_Data for this exercise_:

* * * * * * * * *

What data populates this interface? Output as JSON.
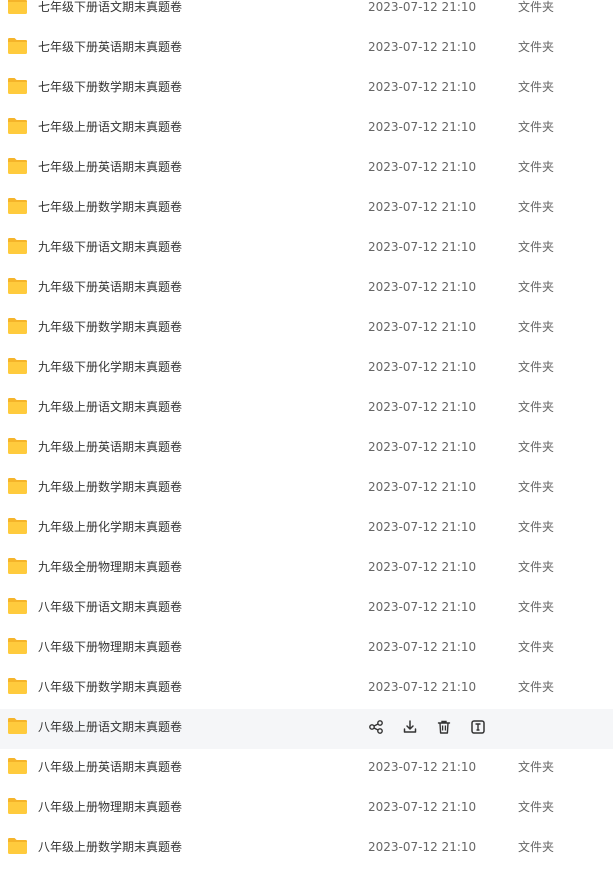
{
  "icons": {
    "folder": "folder-icon",
    "share": "share-icon",
    "download": "download-icon",
    "delete": "trash-icon",
    "rename": "rename-icon"
  },
  "colors": {
    "folder_body": "#FFCB3D",
    "folder_tab": "#F5B42A",
    "hover_bg": "#f5f6f8"
  },
  "files": [
    {
      "name": "七年级下册语文期末真题卷",
      "date": "2023-07-12 21:10",
      "type": "文件夹"
    },
    {
      "name": "七年级下册英语期末真题卷",
      "date": "2023-07-12 21:10",
      "type": "文件夹"
    },
    {
      "name": "七年级下册数学期末真题卷",
      "date": "2023-07-12 21:10",
      "type": "文件夹"
    },
    {
      "name": "七年级上册语文期末真题卷",
      "date": "2023-07-12 21:10",
      "type": "文件夹"
    },
    {
      "name": "七年级上册英语期末真题卷",
      "date": "2023-07-12 21:10",
      "type": "文件夹"
    },
    {
      "name": "七年级上册数学期末真题卷",
      "date": "2023-07-12 21:10",
      "type": "文件夹"
    },
    {
      "name": "九年级下册语文期末真题卷",
      "date": "2023-07-12 21:10",
      "type": "文件夹"
    },
    {
      "name": "九年级下册英语期末真题卷",
      "date": "2023-07-12 21:10",
      "type": "文件夹"
    },
    {
      "name": "九年级下册数学期末真题卷",
      "date": "2023-07-12 21:10",
      "type": "文件夹"
    },
    {
      "name": "九年级下册化学期末真题卷",
      "date": "2023-07-12 21:10",
      "type": "文件夹"
    },
    {
      "name": "九年级上册语文期末真题卷",
      "date": "2023-07-12 21:10",
      "type": "文件夹"
    },
    {
      "name": "九年级上册英语期末真题卷",
      "date": "2023-07-12 21:10",
      "type": "文件夹"
    },
    {
      "name": "九年级上册数学期末真题卷",
      "date": "2023-07-12 21:10",
      "type": "文件夹"
    },
    {
      "name": "九年级上册化学期末真题卷",
      "date": "2023-07-12 21:10",
      "type": "文件夹"
    },
    {
      "name": "九年级全册物理期末真题卷",
      "date": "2023-07-12 21:10",
      "type": "文件夹"
    },
    {
      "name": "八年级下册语文期末真题卷",
      "date": "2023-07-12 21:10",
      "type": "文件夹"
    },
    {
      "name": "八年级下册物理期末真题卷",
      "date": "2023-07-12 21:10",
      "type": "文件夹"
    },
    {
      "name": "八年级下册数学期末真题卷",
      "date": "2023-07-12 21:10",
      "type": "文件夹"
    },
    {
      "name": "八年级上册语文期末真题卷",
      "date": "",
      "type": "",
      "hover": true
    },
    {
      "name": "八年级上册英语期末真题卷",
      "date": "2023-07-12 21:10",
      "type": "文件夹"
    },
    {
      "name": "八年级上册物理期末真题卷",
      "date": "2023-07-12 21:10",
      "type": "文件夹"
    },
    {
      "name": "八年级上册数学期末真题卷",
      "date": "2023-07-12 21:10",
      "type": "文件夹"
    }
  ]
}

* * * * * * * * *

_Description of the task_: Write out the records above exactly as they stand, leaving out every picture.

_Answer to the problem_:
What data populates this interface? Output as JSON.
{
  "icons": {
    "folder": "folder-icon",
    "share": "share-icon",
    "download": "download-icon",
    "delete": "trash-icon",
    "rename": "rename-icon"
  },
  "colors": {
    "folder_body": "#FFCB3D",
    "folder_tab": "#F5B42A",
    "hover_bg": "#f5f6f8"
  },
  "files": [
    {
      "name": "七年级下册语文期末真题卷",
      "date": "2023-07-12 21:10",
      "type": "文件夹"
    },
    {
      "name": "七年级下册英语期末真题卷",
      "date": "2023-07-12 21:10",
      "type": "文件夹"
    },
    {
      "name": "七年级下册数学期末真题卷",
      "date": "2023-07-12 21:10",
      "type": "文件夹"
    },
    {
      "name": "七年级上册语文期末真题卷",
      "date": "2023-07-12 21:10",
      "type": "文件夹"
    },
    {
      "name": "七年级上册英语期末真题卷",
      "date": "2023-07-12 21:10",
      "type": "文件夹"
    },
    {
      "name": "七年级上册数学期末真题卷",
      "date": "2023-07-12 21:10",
      "type": "文件夹"
    },
    {
      "name": "九年级下册语文期末真题卷",
      "date": "2023-07-12 21:10",
      "type": "文件夹"
    },
    {
      "name": "九年级下册英语期末真题卷",
      "date": "2023-07-12 21:10",
      "type": "文件夹"
    },
    {
      "name": "九年级下册数学期末真题卷",
      "date": "2023-07-12 21:10",
      "type": "文件夹"
    },
    {
      "name": "九年级下册化学期末真题卷",
      "date": "2023-07-12 21:10",
      "type": "文件夹"
    },
    {
      "name": "九年级上册语文期末真题卷",
      "date": "2023-07-12 21:10",
      "type": "文件夹"
    },
    {
      "name": "九年级上册英语期末真题卷",
      "date": "2023-07-12 21:10",
      "type": "文件夹"
    },
    {
      "name": "九年级上册数学期末真题卷",
      "date": "2023-07-12 21:10",
      "type": "文件夹"
    },
    {
      "name": "九年级上册化学期末真题卷",
      "date": "2023-07-12 21:10",
      "type": "文件夹"
    },
    {
      "name": "九年级全册物理期末真题卷",
      "date": "2023-07-12 21:10",
      "type": "文件夹"
    },
    {
      "name": "八年级下册语文期末真题卷",
      "date": "2023-07-12 21:10",
      "type": "文件夹"
    },
    {
      "name": "八年级下册物理期末真题卷",
      "date": "2023-07-12 21:10",
      "type": "文件夹"
    },
    {
      "name": "八年级下册数学期末真题卷",
      "date": "2023-07-12 21:10",
      "type": "文件夹"
    },
    {
      "name": "八年级上册语文期末真题卷",
      "date": "",
      "type": "",
      "hover": true
    },
    {
      "name": "八年级上册英语期末真题卷",
      "date": "2023-07-12 21:10",
      "type": "文件夹"
    },
    {
      "name": "八年级上册物理期末真题卷",
      "date": "2023-07-12 21:10",
      "type": "文件夹"
    },
    {
      "name": "八年级上册数学期末真题卷",
      "date": "2023-07-12 21:10",
      "type": "文件夹"
    }
  ]
}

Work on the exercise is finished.